Rosacea Causes

Over thirteen million Americans exhibit signs of rosacea, but the exact causes of the disorder are a mystery. People who flush and blush easily are more likely to develop rosacea, but whether this causes the disease, or is simply a symptom of its early stages, is as yet unknown.

While the causes of rosacea are unclear, the triggers that cause rosacea flare-ups are well documented. Foods, additives such as MSG, certain medical conditions and even emotional reactions can aggravate it.


A staggeringly long list of foods can trigger a rosacea outbreak. Dietary reactions vary depending on the individual: what affects one person adversely may have no effect on someone else. If you suspect that certain foods are a problem, keeping a food diary, and monitoring the condition of your skin may help you identify foods that cause flushing. Some of the more common food triggers include:

  • dairy products
  • citrus foods
  • cured meats
  • beans and peas
  • soy sauce.

Food Additives

Food additives can also aggravate rosacea.

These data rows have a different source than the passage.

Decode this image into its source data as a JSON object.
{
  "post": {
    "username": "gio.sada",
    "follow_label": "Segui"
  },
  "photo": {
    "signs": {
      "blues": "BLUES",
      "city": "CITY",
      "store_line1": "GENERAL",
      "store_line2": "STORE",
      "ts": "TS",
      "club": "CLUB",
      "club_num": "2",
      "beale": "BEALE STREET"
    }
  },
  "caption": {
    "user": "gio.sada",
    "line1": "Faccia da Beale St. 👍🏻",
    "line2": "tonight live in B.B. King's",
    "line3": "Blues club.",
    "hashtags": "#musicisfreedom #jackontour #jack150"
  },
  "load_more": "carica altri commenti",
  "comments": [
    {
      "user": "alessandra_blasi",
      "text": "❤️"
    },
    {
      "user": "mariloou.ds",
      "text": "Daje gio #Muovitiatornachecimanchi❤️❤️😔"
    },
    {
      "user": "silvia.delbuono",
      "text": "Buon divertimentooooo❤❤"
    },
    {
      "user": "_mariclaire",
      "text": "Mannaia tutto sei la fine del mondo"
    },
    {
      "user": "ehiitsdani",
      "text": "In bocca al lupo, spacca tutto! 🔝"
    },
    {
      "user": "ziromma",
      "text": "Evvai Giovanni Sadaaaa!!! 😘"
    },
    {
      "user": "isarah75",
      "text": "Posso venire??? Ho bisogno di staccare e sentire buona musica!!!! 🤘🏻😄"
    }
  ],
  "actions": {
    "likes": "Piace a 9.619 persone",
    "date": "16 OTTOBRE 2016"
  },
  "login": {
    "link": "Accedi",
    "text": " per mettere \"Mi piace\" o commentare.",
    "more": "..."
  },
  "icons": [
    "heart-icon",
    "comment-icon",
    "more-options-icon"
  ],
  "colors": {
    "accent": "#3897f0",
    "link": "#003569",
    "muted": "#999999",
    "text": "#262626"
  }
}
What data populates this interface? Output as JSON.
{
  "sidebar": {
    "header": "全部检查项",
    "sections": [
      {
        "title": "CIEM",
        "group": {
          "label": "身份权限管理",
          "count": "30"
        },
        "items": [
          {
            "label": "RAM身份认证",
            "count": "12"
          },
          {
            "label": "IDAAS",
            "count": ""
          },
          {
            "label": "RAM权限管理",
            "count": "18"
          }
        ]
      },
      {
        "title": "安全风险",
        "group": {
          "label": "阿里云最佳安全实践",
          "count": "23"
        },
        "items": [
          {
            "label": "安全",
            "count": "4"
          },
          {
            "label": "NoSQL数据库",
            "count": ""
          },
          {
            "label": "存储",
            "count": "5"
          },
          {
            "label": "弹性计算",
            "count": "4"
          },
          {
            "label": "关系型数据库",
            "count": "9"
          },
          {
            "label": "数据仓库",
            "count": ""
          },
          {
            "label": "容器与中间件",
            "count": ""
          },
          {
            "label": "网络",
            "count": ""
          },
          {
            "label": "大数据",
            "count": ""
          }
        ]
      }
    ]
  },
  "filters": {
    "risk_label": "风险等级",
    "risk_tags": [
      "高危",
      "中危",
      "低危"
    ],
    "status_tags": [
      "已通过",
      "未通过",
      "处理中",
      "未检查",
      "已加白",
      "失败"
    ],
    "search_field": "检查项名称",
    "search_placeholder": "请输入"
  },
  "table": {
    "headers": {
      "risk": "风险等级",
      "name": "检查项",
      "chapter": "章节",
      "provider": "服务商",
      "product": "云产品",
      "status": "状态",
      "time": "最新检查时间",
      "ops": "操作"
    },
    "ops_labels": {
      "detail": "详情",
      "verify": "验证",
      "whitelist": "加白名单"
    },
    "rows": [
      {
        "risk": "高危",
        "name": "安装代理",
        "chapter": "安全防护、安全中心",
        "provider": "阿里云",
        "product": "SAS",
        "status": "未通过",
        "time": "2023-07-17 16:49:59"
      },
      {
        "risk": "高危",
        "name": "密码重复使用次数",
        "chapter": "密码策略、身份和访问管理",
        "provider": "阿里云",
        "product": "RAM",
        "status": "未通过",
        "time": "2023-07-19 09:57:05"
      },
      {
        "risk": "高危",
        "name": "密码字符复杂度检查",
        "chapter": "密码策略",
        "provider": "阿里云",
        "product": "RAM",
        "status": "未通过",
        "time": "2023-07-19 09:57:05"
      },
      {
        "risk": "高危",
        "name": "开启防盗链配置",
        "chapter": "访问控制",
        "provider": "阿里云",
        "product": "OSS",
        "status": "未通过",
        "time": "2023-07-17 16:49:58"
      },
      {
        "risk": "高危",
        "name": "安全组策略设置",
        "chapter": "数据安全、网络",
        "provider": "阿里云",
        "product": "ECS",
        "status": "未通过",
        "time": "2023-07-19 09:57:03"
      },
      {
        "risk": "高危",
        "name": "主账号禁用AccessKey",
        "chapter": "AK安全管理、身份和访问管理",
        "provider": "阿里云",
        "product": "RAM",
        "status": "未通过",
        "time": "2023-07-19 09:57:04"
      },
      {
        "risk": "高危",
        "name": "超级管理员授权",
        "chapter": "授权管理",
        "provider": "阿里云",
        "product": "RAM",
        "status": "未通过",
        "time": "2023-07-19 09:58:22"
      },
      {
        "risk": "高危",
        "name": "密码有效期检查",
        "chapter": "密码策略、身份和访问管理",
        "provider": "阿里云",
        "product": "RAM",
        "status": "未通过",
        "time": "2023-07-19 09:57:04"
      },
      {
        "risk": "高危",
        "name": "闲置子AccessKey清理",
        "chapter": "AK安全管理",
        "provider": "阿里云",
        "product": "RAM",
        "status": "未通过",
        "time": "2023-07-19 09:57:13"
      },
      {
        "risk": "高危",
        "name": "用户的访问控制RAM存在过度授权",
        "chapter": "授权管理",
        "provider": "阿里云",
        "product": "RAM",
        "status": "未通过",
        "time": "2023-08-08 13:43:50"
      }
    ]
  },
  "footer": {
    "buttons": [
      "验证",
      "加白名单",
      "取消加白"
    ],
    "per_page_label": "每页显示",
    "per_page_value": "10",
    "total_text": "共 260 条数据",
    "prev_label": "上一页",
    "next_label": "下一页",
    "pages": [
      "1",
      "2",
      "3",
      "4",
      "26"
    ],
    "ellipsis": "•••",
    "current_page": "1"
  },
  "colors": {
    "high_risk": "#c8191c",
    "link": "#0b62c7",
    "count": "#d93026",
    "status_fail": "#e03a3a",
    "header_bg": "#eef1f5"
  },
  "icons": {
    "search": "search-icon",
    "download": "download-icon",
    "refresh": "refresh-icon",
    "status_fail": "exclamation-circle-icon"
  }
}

Monosodium glutamate (MSG), a food flavor enhancer, is a common culprit. Excess amounts of MSG can cause “Chinese Restaurant Syndrome,” a group of symptoms that includes headache, palpitations and flushing. Large amounts of MSG can cause anyone to flush, so its effect on people with rosacea tends to be even more pronounced.

Sodium nitrate, nitrites and sulfites, common food preservatives, are other common triggers. Cured meats usually contain sodium nitrate or nitrites. Frankfurters, cured hams and bacon all contain enough sodium nitrate to trigger an outbreak in susceptible individuals. Sulfites are common in beer and wine, frozen vegetables and shellfish, fruit juices, cider, and desserts.


Alcohol can cause facial flushing, especially in people of Asian descent. Caffeine also dilates blood vessels, so coffee, tea and many soft drinks may spark a flare-up. Recent research indicates that while caffeine does indeed dilate blood vessels, the temperature of hot coffee or tea may be more to blame than the caffeine.

Emotional States

Embarrassment often causes a red flush: after all, we blush when we’re embarrassed. Blushing’s link to rosacea is well documented. Anxiety and stress can also trigger rosacea outbreaks.

Drugs and Medical Conditions

Certain drugs cause blood vessel dilation, which can trigger an outbreak. If you have rosacea, check with your health professional before starting any medication, whether prescription or over-the-counter. The full list of rosacea-aggravating medications is too extensive to list here, but a few categories are given below:

  • steroids
  • thyroid medications
  • morphine
  • vasodilators
  • calcium channel blockers.

Facial flushing known as “hot flashes” or “hot flushes” commonly occur during menopause, so women find that rosacea symptoms tend to become worse during the menopausal years.

A relatively rare medical condition known as dumping syndrome can also trigger rosacea. Food is “dumped” from the stomach into the small intestine before it has been properly digested. While other conditions can cause it, dumping syndrome often develops after gastric surgery, and with certain cancer treatments.

If your flushing occurs after eating and is accompanied by sweating, generalized weakness or abdominal cramping, dumping syndrome may be to blame. A carcinoid tumor is one of the more serious rosacea triggers. Most often found in the colon, small intestine and bronchial tubes, a carcinoid tumor excretes large amounts of the hormone serotonin. Excess serotonin dilates blood vessels, causing flushing.

Flushing accompanied by abdominal pain, low blood pressure, wheezing or heart palpitations should be reported to your health professional: a carcinoid tumor may be the cause.

Weather and Temperature

Environmental temperature changes and weather conditions can affect rosacea. Blood vessels dilate or contract depending on exposure to heat and harsh weather. If you have rosacea, you may find that your condition is aggravated in the following settings:

  • saunas
  • overheated rooms
  • hot weather
  • humid weather
  • cold temperatures
  • high winds
  • hot tubs
  • hot baths.

Also, your skin may be particularly sensitive to heat and cold, so you should wear plenty of sunscreen in the summer months and be particularly careful to guard against frostbite and windburn during the colder seasons.


Bass and Boney Inc. (updated 2002). What is rosacea? Retrieved July 27, 2002, from

National Library of Medicine. (updated 2001). Rosacea. Retrieved July 27, 2002, from

National Rosacea Society. (nd). What is rosacea? Retrieved July 27, 2002, from

New Zealand Dermatological Society. (updated 2002). Rosacea. Retrieved July 27, 2002, from

OHSU Health. (nd). Rosacea. Retrieved July 27, 2002, from